The US oil and gas sector bled away more jobs last month as sustained low oil prices forced energy producers to reduce spending, suggesting that further pain may be ahead for the struggling industry.
A roughly 50% drop in oil prices since June has pummelled the US oil sector, prompting a quick drop in activity. The number of oil rigs active in the US has fallen 40% since October.
The mining sector of the workforce, which includes oil and gas workers, fell by 9300 to 844,500 last month, according to the Labour Department’s February payrolls report on Friday, driven by a fall in oil and gas drilling activity.
The losses added to a 5800 drop in January, Reuters reported.
Jobs in the oil-extraction sub-sector, which includes rig workers, dropped 1100 to 198,300, adding to a 1800 drop in January. Support activities for mining, which includes oil and gas workers, fell 7400.
That made the energy sector a rare black mark in the jobs report, which showed non-farm payrolls soaring 295,000 last month, beating expectations, and the jobless rate falling to a more than 6-1/2-year low of 5.5%.
Job losses in the oil and gas sector have been relatively modest since June, in part due to the lag between falling crude prices and job cuts. But the last two months suggest the speed of the cuts may be increasing as prices remain depressed.
Past slowdowns suggest it takes time for job cuts to materialise. In 2008, during the financial crisis, jobs in the oil and gas extraction sector did not begin to fall until December, five months into the oil price slide. But once the rout started, it lasted for a year, wiping out over 50,000 jobs.
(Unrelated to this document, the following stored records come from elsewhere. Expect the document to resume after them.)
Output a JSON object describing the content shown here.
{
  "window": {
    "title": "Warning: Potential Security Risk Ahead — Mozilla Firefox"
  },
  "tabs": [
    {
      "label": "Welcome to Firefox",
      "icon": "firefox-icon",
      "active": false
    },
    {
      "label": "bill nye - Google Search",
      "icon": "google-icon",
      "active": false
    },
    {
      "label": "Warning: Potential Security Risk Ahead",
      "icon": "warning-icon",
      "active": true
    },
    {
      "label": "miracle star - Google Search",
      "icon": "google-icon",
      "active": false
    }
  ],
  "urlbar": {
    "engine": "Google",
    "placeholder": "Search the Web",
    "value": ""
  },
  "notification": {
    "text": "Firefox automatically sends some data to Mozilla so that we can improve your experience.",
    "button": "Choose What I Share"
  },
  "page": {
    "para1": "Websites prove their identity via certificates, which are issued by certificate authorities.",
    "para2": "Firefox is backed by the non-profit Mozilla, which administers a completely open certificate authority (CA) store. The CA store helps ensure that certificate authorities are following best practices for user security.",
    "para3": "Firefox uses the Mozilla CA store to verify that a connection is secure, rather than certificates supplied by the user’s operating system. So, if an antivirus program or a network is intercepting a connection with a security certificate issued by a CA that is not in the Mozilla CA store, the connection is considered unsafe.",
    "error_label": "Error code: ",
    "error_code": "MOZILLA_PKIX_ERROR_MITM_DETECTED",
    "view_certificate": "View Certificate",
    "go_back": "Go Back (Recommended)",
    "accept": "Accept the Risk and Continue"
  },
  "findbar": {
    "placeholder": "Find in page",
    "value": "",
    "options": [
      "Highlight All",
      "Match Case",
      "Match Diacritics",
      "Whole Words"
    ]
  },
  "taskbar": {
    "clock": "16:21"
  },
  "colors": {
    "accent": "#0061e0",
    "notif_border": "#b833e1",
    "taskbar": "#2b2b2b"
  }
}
The signs are bleak. Oil drilling firms including Schlumberger, Halliburton and Baker Hughes already have announced plans to lay off ten of thousands of workers worldwide this year.